→ PROBLEM TO SOLVE
Omit the images, then print each record below exactly as it reads.

↓↓↓

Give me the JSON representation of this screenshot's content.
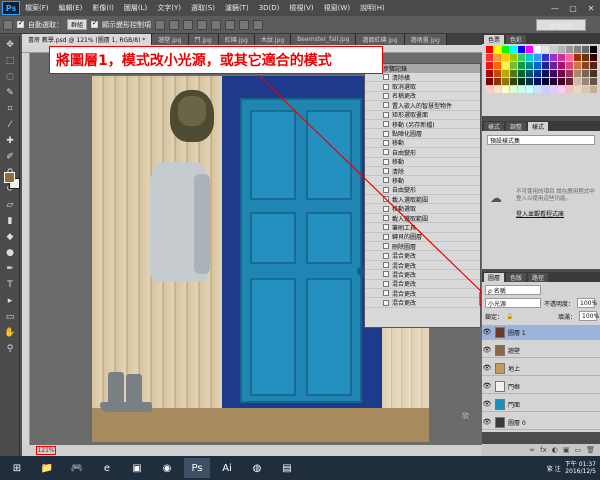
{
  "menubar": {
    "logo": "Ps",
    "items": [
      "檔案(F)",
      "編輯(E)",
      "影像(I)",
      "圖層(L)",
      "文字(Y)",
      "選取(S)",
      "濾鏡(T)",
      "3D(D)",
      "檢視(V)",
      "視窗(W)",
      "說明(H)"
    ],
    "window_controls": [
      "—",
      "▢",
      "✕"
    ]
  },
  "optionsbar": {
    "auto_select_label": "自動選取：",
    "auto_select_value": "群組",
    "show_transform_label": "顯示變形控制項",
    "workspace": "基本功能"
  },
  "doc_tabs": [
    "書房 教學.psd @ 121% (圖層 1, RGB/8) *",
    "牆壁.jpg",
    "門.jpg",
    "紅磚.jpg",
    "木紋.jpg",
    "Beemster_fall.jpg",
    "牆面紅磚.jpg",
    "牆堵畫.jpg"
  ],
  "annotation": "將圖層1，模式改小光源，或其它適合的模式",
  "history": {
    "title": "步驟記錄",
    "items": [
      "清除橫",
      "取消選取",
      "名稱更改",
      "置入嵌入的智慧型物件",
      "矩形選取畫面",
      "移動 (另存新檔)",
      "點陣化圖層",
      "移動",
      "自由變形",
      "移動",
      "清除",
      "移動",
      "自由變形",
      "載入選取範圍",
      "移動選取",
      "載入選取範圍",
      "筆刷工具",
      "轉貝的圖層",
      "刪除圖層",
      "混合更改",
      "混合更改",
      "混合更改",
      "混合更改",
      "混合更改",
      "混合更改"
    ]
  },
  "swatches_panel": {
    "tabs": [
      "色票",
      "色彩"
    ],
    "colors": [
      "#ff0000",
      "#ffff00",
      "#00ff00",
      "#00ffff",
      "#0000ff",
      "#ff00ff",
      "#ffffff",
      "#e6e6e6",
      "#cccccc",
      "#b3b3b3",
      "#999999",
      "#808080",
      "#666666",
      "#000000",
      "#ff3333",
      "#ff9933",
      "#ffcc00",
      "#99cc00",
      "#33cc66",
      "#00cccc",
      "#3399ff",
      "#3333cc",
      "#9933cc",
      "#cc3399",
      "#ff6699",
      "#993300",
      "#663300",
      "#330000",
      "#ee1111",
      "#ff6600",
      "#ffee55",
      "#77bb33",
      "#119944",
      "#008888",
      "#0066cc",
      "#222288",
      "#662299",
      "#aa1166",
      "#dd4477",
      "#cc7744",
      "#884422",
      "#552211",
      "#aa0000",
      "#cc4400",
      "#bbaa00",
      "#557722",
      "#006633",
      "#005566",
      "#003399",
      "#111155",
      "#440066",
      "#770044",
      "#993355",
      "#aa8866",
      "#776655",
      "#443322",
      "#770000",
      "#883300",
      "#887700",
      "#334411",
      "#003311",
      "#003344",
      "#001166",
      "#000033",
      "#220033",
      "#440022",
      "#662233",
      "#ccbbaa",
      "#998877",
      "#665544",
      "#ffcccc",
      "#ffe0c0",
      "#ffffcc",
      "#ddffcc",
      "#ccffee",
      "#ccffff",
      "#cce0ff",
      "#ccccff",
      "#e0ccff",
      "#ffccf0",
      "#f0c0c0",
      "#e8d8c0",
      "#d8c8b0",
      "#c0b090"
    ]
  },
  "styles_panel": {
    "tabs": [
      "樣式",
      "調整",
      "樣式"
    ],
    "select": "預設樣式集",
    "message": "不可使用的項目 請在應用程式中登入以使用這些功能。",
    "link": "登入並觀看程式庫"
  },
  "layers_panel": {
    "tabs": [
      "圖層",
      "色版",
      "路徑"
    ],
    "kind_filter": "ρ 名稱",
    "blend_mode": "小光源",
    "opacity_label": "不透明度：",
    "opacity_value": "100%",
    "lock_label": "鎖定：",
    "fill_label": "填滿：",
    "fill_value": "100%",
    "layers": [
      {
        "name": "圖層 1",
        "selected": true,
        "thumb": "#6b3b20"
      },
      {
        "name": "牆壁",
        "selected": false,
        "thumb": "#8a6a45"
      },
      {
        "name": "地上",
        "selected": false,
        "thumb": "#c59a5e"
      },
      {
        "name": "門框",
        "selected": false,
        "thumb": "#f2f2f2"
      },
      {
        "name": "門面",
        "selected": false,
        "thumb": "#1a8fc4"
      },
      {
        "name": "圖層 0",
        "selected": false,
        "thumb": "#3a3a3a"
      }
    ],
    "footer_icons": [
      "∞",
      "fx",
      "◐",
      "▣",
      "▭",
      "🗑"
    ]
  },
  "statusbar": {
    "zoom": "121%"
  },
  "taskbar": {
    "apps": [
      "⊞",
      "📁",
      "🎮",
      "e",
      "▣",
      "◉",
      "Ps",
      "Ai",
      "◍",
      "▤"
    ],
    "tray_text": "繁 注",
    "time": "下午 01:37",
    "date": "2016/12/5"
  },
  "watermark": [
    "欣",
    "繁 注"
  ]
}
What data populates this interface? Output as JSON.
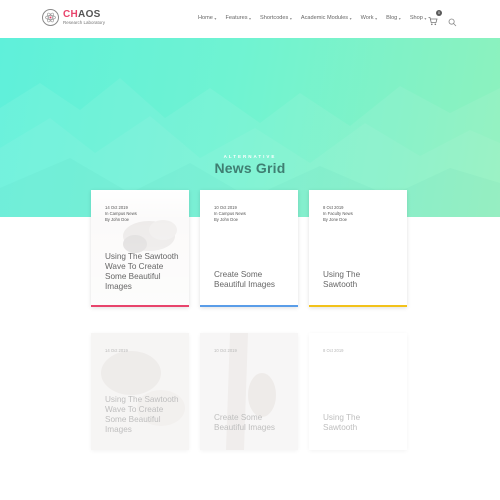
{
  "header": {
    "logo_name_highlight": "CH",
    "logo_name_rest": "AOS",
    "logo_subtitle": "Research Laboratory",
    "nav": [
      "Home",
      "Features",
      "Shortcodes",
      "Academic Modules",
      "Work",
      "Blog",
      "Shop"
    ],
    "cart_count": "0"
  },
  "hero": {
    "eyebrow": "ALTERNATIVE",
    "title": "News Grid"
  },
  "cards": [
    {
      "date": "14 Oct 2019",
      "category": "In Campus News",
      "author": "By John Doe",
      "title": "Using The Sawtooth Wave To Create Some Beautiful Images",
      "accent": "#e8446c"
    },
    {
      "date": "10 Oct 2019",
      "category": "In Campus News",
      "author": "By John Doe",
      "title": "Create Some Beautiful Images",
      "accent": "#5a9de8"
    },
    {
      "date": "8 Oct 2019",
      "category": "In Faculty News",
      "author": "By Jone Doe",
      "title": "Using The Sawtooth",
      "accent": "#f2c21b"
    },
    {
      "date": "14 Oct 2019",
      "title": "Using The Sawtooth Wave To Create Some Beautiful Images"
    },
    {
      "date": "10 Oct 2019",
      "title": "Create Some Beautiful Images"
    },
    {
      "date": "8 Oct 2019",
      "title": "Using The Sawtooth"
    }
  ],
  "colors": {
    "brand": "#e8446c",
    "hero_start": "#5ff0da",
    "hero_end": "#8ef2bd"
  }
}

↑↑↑

→ RESPONSE TO THE EXERCISE
Give me the JSON representation of this screenshot's content.
{
  "menubar": {
    "logo": "Ps",
    "items": [
      "檔案(F)",
      "編輯(E)",
      "影像(I)",
      "圖層(L)",
      "文字(Y)",
      "選取(S)",
      "濾鏡(T)",
      "3D(D)",
      "檢視(V)",
      "視窗(W)",
      "說明(H)"
    ],
    "window_controls": [
      "—",
      "▢",
      "✕"
    ]
  },
  "optionsbar": {
    "auto_select_label": "自動選取：",
    "auto_select_value": "群組",
    "show_transform_label": "顯示變形控制項",
    "workspace": "基本功能"
  },
  "doc_tabs": [
    "書房 教學.psd @ 121% (圖層 1, RGB/8) *",
    "牆壁.jpg",
    "門.jpg",
    "紅磚.jpg",
    "木紋.jpg",
    "Beemster_fall.jpg",
    "牆面紅磚.jpg",
    "牆堵畫.jpg"
  ],
  "annotation": "將圖層1，模式改小光源，或其它適合的模式",
  "history": {
    "title": "步驟記錄",
    "items": [
      "清除橫",
      "取消選取",
      "名稱更改",
      "置入嵌入的智慧型物件",
      "矩形選取畫面",
      "移動 (另存新檔)",
      "點陣化圖層",
      "移動",
      "自由變形",
      "移動",
      "清除",
      "移動",
      "自由變形",
      "載入選取範圍",
      "移動選取",
      "載入選取範圍",
      "筆刷工具",
      "轉貝的圖層",
      "刪除圖層",
      "混合更改",
      "混合更改",
      "混合更改",
      "混合更改",
      "混合更改",
      "混合更改"
    ]
  },
  "swatches_panel": {
    "tabs": [
      "色票",
      "色彩"
    ],
    "colors": [
      "#ff0000",
      "#ffff00",
      "#00ff00",
      "#00ffff",
      "#0000ff",
      "#ff00ff",
      "#ffffff",
      "#e6e6e6",
      "#cccccc",
      "#b3b3b3",
      "#999999",
      "#808080",
      "#666666",
      "#000000",
      "#ff3333",
      "#ff9933",
      "#ffcc00",
      "#99cc00",
      "#33cc66",
      "#00cccc",
      "#3399ff",
      "#3333cc",
      "#9933cc",
      "#cc3399",
      "#ff6699",
      "#993300",
      "#663300",
      "#330000",
      "#ee1111",
      "#ff6600",
      "#ffee55",
      "#77bb33",
      "#119944",
      "#008888",
      "#0066cc",
      "#222288",
      "#662299",
      "#aa1166",
      "#dd4477",
      "#cc7744",
      "#884422",
      "#552211",
      "#aa0000",
      "#cc4400",
      "#bbaa00",
      "#557722",
      "#006633",
      "#005566",
      "#003399",
      "#111155",
      "#440066",
      "#770044",
      "#993355",
      "#aa8866",
      "#776655",
      "#443322",
      "#770000",
      "#883300",
      "#887700",
      "#334411",
      "#003311",
      "#003344",
      "#001166",
      "#000033",
      "#220033",
      "#440022",
      "#662233",
      "#ccbbaa",
      "#998877",
      "#665544",
      "#ffcccc",
      "#ffe0c0",
      "#ffffcc",
      "#ddffcc",
      "#ccffee",
      "#ccffff",
      "#cce0ff",
      "#ccccff",
      "#e0ccff",
      "#ffccf0",
      "#f0c0c0",
      "#e8d8c0",
      "#d8c8b0",
      "#c0b090"
    ]
  },
  "styles_panel": {
    "tabs": [
      "樣式",
      "調整",
      "樣式"
    ],
    "select": "預設樣式集",
    "message": "不可使用的項目 請在應用程式中登入以使用這些功能。",
    "link": "登入並觀看程式庫"
  },
  "layers_panel": {
    "tabs": [
      "圖層",
      "色版",
      "路徑"
    ],
    "kind_filter": "ρ 名稱",
    "blend_mode": "小光源",
    "opacity_label": "不透明度：",
    "opacity_value": "100%",
    "lock_label": "鎖定：",
    "fill_label": "填滿：",
    "fill_value": "100%",
    "layers": [
      {
        "name": "圖層 1",
        "selected": true,
        "thumb": "#6b3b20"
      },
      {
        "name": "牆壁",
        "selected": false,
        "thumb": "#8a6a45"
      },
      {
        "name": "地上",
        "selected": false,
        "thumb": "#c59a5e"
      },
      {
        "name": "門框",
        "selected": false,
        "thumb": "#f2f2f2"
      },
      {
        "name": "門面",
        "selected": false,
        "thumb": "#1a8fc4"
      },
      {
        "name": "圖層 0",
        "selected": false,
        "thumb": "#3a3a3a"
      }
    ],
    "footer_icons": [
      "∞",
      "fx",
      "◐",
      "▣",
      "▭",
      "🗑"
    ]
  },
  "statusbar": {
    "zoom": "121%"
  },
  "taskbar": {
    "apps": [
      "⊞",
      "📁",
      "🎮",
      "e",
      "▣",
      "◉",
      "Ps",
      "Ai",
      "◍",
      "▤"
    ],
    "tray_text": "繁 注",
    "time": "下午 01:37",
    "date": "2016/12/5"
  },
  "watermark": [
    "欣",
    "繁 注"
  ]
}
What data populates this interface? Output as JSON.
{
  "header": {
    "logo_name_highlight": "CH",
    "logo_name_rest": "AOS",
    "logo_subtitle": "Research Laboratory",
    "nav": [
      "Home",
      "Features",
      "Shortcodes",
      "Academic Modules",
      "Work",
      "Blog",
      "Shop"
    ],
    "cart_count": "0"
  },
  "hero": {
    "eyebrow": "ALTERNATIVE",
    "title": "News Grid"
  },
  "cards": [
    {
      "date": "14 Oct 2019",
      "category": "In Campus News",
      "author": "By John Doe",
      "title": "Using The Sawtooth Wave To Create Some Beautiful Images",
      "accent": "#e8446c"
    },
    {
      "date": "10 Oct 2019",
      "category": "In Campus News",
      "author": "By John Doe",
      "title": "Create Some Beautiful Images",
      "accent": "#5a9de8"
    },
    {
      "date": "8 Oct 2019",
      "category": "In Faculty News",
      "author": "By Jone Doe",
      "title": "Using The Sawtooth",
      "accent": "#f2c21b"
    },
    {
      "date": "14 Oct 2019",
      "title": "Using The Sawtooth Wave To Create Some Beautiful Images"
    },
    {
      "date": "10 Oct 2019",
      "title": "Create Some Beautiful Images"
    },
    {
      "date": "8 Oct 2019",
      "title": "Using The Sawtooth"
    }
  ],
  "colors": {
    "brand": "#e8446c",
    "hero_start": "#5ff0da",
    "hero_end": "#8ef2bd"
  }
}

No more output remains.